__Aim of the exercise__
From the listing below, copy each line that contains the word "this".
*** Data to examine ***
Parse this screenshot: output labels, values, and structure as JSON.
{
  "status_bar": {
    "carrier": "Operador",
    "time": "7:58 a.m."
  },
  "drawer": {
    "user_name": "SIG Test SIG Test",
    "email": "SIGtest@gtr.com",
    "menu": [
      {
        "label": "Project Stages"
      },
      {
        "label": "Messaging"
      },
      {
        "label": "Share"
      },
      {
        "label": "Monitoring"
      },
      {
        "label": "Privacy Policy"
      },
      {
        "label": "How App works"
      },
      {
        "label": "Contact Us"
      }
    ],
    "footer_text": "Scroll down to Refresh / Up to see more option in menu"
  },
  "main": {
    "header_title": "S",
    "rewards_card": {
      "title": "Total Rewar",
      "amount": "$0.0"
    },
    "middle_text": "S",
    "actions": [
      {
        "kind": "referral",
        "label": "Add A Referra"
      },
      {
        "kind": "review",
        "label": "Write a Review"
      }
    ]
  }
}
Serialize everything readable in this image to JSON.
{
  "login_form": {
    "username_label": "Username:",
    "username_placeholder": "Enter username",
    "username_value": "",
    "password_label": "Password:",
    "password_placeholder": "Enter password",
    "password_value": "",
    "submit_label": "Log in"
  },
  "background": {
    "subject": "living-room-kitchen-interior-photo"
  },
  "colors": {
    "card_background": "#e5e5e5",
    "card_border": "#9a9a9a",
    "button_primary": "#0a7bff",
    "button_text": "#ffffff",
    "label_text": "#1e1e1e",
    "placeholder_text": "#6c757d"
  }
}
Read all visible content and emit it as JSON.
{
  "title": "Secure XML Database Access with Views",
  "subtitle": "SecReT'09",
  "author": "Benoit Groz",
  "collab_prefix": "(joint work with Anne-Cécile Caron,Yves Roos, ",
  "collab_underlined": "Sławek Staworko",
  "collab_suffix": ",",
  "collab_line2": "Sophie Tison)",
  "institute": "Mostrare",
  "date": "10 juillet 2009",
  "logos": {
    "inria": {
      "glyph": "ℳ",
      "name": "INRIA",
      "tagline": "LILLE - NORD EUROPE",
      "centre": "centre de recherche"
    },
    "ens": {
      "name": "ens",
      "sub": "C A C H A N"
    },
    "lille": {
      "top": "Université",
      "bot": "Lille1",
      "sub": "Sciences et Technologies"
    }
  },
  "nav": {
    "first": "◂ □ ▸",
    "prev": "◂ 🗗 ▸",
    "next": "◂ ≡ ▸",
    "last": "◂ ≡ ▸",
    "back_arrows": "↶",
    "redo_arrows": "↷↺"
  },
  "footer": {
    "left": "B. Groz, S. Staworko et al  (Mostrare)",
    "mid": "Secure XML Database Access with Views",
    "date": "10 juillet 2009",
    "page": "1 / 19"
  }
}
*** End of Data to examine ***
__Exercise result__
Parse this screenshot: output labels, values, and structure as JSON.
Serialize everything readable in this image to JSON.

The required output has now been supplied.